Speaking of which, while I found Ena to be interesting in relation to Andrea’s overall story I did have problems with why she was spending so much time with Ramon and her explanations/confession afterwards. While she clearly showed that she approached Ramon with a particular mission in mind, I thought what she did was not only incredibly silly but incredibly dangerous; it was like playing with fire and from what we’ve learned about Ramon, he could’ve done something stupid at any point. I suppose this was another “coming of age” story coming up as a secondary plot and feeding into Andrea’s growing maturity but I did find myself shaking my head a bit; as she admitted, she knew she was hurting the people who cared about her by pursuing Ramon the way she did. She was lucky to have broken things off before the situation became more intense–she is different from her mother, after all–I would say it was a very close call.

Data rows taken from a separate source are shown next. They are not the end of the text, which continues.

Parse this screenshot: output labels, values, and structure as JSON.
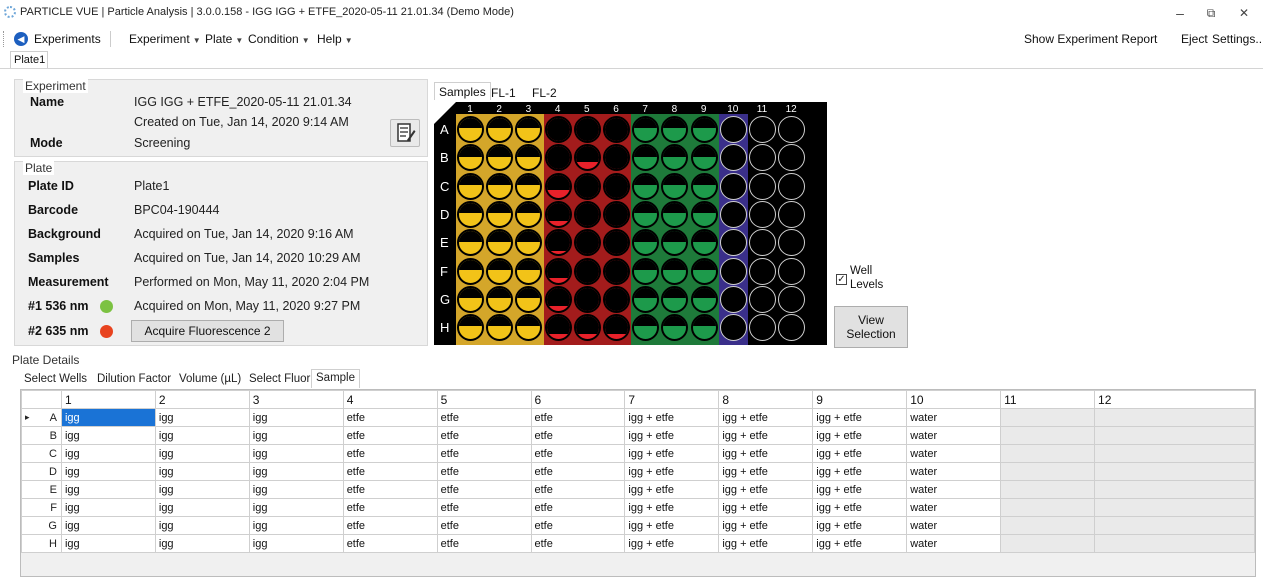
{
  "window": {
    "title": "PARTICLE VUE | Particle Analysis | 3.0.0.158 - IGG IGG + ETFE_2020-05-11 21.01.34 (Demo Mode)",
    "minimize": "–",
    "restore": "⧉",
    "close": "✕"
  },
  "menu": {
    "experiments": "Experiments",
    "experiment": "Experiment",
    "plate": "Plate",
    "condition": "Condition",
    "help": "Help",
    "show_report": "Show Experiment Report",
    "eject": "Eject",
    "settings": "Settings..."
  },
  "doc_tab": "Plate1",
  "experiment": {
    "group_title": "Experiment",
    "name_label": "Name",
    "name_value": "IGG IGG + ETFE_2020-05-11 21.01.34",
    "created": "Created on Tue, Jan 14, 2020 9:14 AM",
    "mode_label": "Mode",
    "mode_value": "Screening"
  },
  "plate": {
    "group_title": "Plate",
    "rows": [
      {
        "label": "Plate ID",
        "value": "Plate1"
      },
      {
        "label": "Barcode",
        "value": "BPC04-190444"
      },
      {
        "label": "Background",
        "value": "Acquired on Tue, Jan 14, 2020 9:16 AM"
      },
      {
        "label": "Samples",
        "value": "Acquired on Tue, Jan 14, 2020 10:29 AM"
      },
      {
        "label": "Measurement",
        "value": "Performed on Mon, May 11, 2020 2:04 PM"
      },
      {
        "label": "#1 536 nm",
        "value": "Acquired on Mon, May 11, 2020 9:27 PM"
      },
      {
        "label": "#2 635 nm",
        "value": ""
      }
    ],
    "fl1_color": "#7cc242",
    "fl2_color": "#e8431f",
    "acquire_button": "Acquire Fluorescence 2"
  },
  "plate_view": {
    "tabs": [
      "Samples",
      "FL-1",
      "FL-2"
    ],
    "columns": [
      "1",
      "2",
      "3",
      "4",
      "5",
      "6",
      "7",
      "8",
      "9",
      "10",
      "11",
      "12"
    ],
    "rows": [
      "A",
      "B",
      "C",
      "D",
      "E",
      "F",
      "G",
      "H"
    ],
    "band_colors": [
      "#d4a62a",
      "#d4a62a",
      "#d4a62a",
      "#a31c1c",
      "#a31c1c",
      "#a31c1c",
      "#1e7a3a",
      "#1e7a3a",
      "#1e7a3a",
      "#3a2f8a",
      "#000000",
      "#000000"
    ],
    "fill_colors": [
      "#f2c318",
      "#f2c318",
      "#f2c318",
      "#e8212a",
      "#e8212a",
      "#e8212a",
      "#1d9a4b",
      "#1d9a4b",
      "#1d9a4b",
      "#000000",
      "#000000",
      "#000000"
    ],
    "fill_levels": [
      [
        0.55,
        0.55,
        0.55,
        0.0,
        0.0,
        0.0,
        0.55,
        0.55,
        0.55,
        0,
        0,
        0
      ],
      [
        0.55,
        0.55,
        0.55,
        0.0,
        0.3,
        0.0,
        0.55,
        0.55,
        0.55,
        0,
        0,
        0
      ],
      [
        0.55,
        0.55,
        0.55,
        0.35,
        0.0,
        0.0,
        0.55,
        0.55,
        0.55,
        0,
        0,
        0
      ],
      [
        0.55,
        0.55,
        0.55,
        0.2,
        0.0,
        0.0,
        0.55,
        0.55,
        0.55,
        0,
        0,
        0
      ],
      [
        0.55,
        0.55,
        0.55,
        0.15,
        0.0,
        0.0,
        0.55,
        0.55,
        0.55,
        0,
        0,
        0
      ],
      [
        0.55,
        0.55,
        0.55,
        0.2,
        0.0,
        0.0,
        0.55,
        0.55,
        0.55,
        0,
        0,
        0
      ],
      [
        0.55,
        0.55,
        0.55,
        0.2,
        0.0,
        0.0,
        0.55,
        0.55,
        0.55,
        0,
        0,
        0
      ],
      [
        0.55,
        0.55,
        0.55,
        0.2,
        0.2,
        0.2,
        0.55,
        0.55,
        0.55,
        0,
        0,
        0
      ]
    ],
    "well_levels_label": "Well Levels",
    "well_levels_checked": "✓",
    "view_selection": "View Selection"
  },
  "plate_details": {
    "title": "Plate Details",
    "tabs": [
      "Select Wells",
      "Dilution Factor",
      "Volume (µL)",
      "Select Fluor",
      "Sample"
    ],
    "columns": [
      "1",
      "2",
      "3",
      "4",
      "5",
      "6",
      "7",
      "8",
      "9",
      "10",
      "11",
      "12"
    ],
    "row_marker": "▸",
    "rows": [
      {
        "row": "A",
        "cells": [
          "igg",
          "igg",
          "igg",
          "etfe",
          "etfe",
          "etfe",
          "igg + etfe",
          "igg + etfe",
          "igg + etfe",
          "water",
          "",
          ""
        ]
      },
      {
        "row": "B",
        "cells": [
          "igg",
          "igg",
          "igg",
          "etfe",
          "etfe",
          "etfe",
          "igg + etfe",
          "igg + etfe",
          "igg + etfe",
          "water",
          "",
          ""
        ]
      },
      {
        "row": "C",
        "cells": [
          "igg",
          "igg",
          "igg",
          "etfe",
          "etfe",
          "etfe",
          "igg + etfe",
          "igg + etfe",
          "igg + etfe",
          "water",
          "",
          ""
        ]
      },
      {
        "row": "D",
        "cells": [
          "igg",
          "igg",
          "igg",
          "etfe",
          "etfe",
          "etfe",
          "igg + etfe",
          "igg + etfe",
          "igg + etfe",
          "water",
          "",
          ""
        ]
      },
      {
        "row": "E",
        "cells": [
          "igg",
          "igg",
          "igg",
          "etfe",
          "etfe",
          "etfe",
          "igg + etfe",
          "igg + etfe",
          "igg + etfe",
          "water",
          "",
          ""
        ]
      },
      {
        "row": "F",
        "cells": [
          "igg",
          "igg",
          "igg",
          "etfe",
          "etfe",
          "etfe",
          "igg + etfe",
          "igg + etfe",
          "igg + etfe",
          "water",
          "",
          ""
        ]
      },
      {
        "row": "G",
        "cells": [
          "igg",
          "igg",
          "igg",
          "etfe",
          "etfe",
          "etfe",
          "igg + etfe",
          "igg + etfe",
          "igg + etfe",
          "water",
          "",
          ""
        ]
      },
      {
        "row": "H",
        "cells": [
          "igg",
          "igg",
          "igg",
          "etfe",
          "etfe",
          "etfe",
          "igg + etfe",
          "igg + etfe",
          "igg + etfe",
          "water",
          "",
          ""
        ]
      }
    ]
  }
}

I enjoyed Nada because of its introspective nature. The other reason I became so attached to Andrea and her story was because in some ways I found myself relating to her. Some of the thoughts that came to her mind were thoughts that occurred to me at one point or another in my life. The way she wanders through the streets, observing life around her and yet searching for something particular are feelings that I share with her. There are also a lot of things she is confused about, not necessarily because she came from the province and is suddenly living in a big city but because she is growing up. It’s a poignant journey for Andrea, albeit a somewhat subtle one amidst the backdrop of her tormented family and woes of school, friends and love.

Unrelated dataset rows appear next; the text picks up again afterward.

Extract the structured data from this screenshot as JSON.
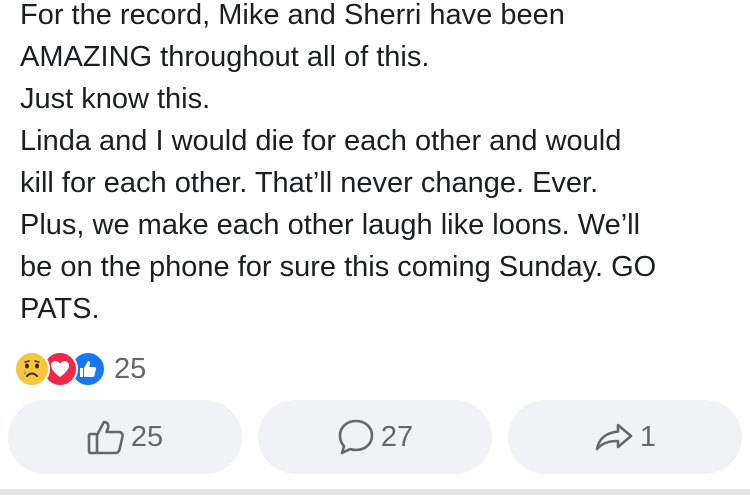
{
  "post": {
    "lines": [
      "For the record, Mike and Sherri have been",
      "AMAZING throughout all of this.",
      "Just know this.",
      "Linda and I would die for each other and would",
      "kill for each other. That’ll never change. Ever.",
      "Plus, we make each other laugh like loons. We’ll",
      "be on the phone for sure this coming Sunday. GO",
      "PATS."
    ]
  },
  "reactions": {
    "icons": [
      "sad-reaction-icon",
      "love-reaction-icon",
      "like-reaction-icon"
    ],
    "count": "25"
  },
  "actions": {
    "like": {
      "icon": "thumbs-up-icon",
      "count": "25"
    },
    "comment": {
      "icon": "comment-bubble-icon",
      "count": "27"
    },
    "share": {
      "icon": "share-arrow-icon",
      "count": "1"
    }
  },
  "colors": {
    "text": "#1c1e21",
    "muted": "#65676b",
    "pill_bg": "#f0f2f5",
    "like_blue": "#1877f2",
    "love_red": "#f0284a",
    "sad_yellow": "#f7c63f"
  }
}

Overall, I greatly enjoyed the novel and carries a mysterious and tense atmosphere akin in some respects to reading Zafon’s The Shadow of the Wind (commentary). Sometimes the novel seemed as thought it was not following a particular plot but as a reader you do feel as though it’s heading towards some kind of major confrontation as a climax. The translation appears flawless and reads as though it was originally written in English. I would highly recommend this novel if you’re looking for a novel set in Spain or are into Spanish literature or are just looking for a good novel to read. This is certainly one of the best novels I’ve read this year.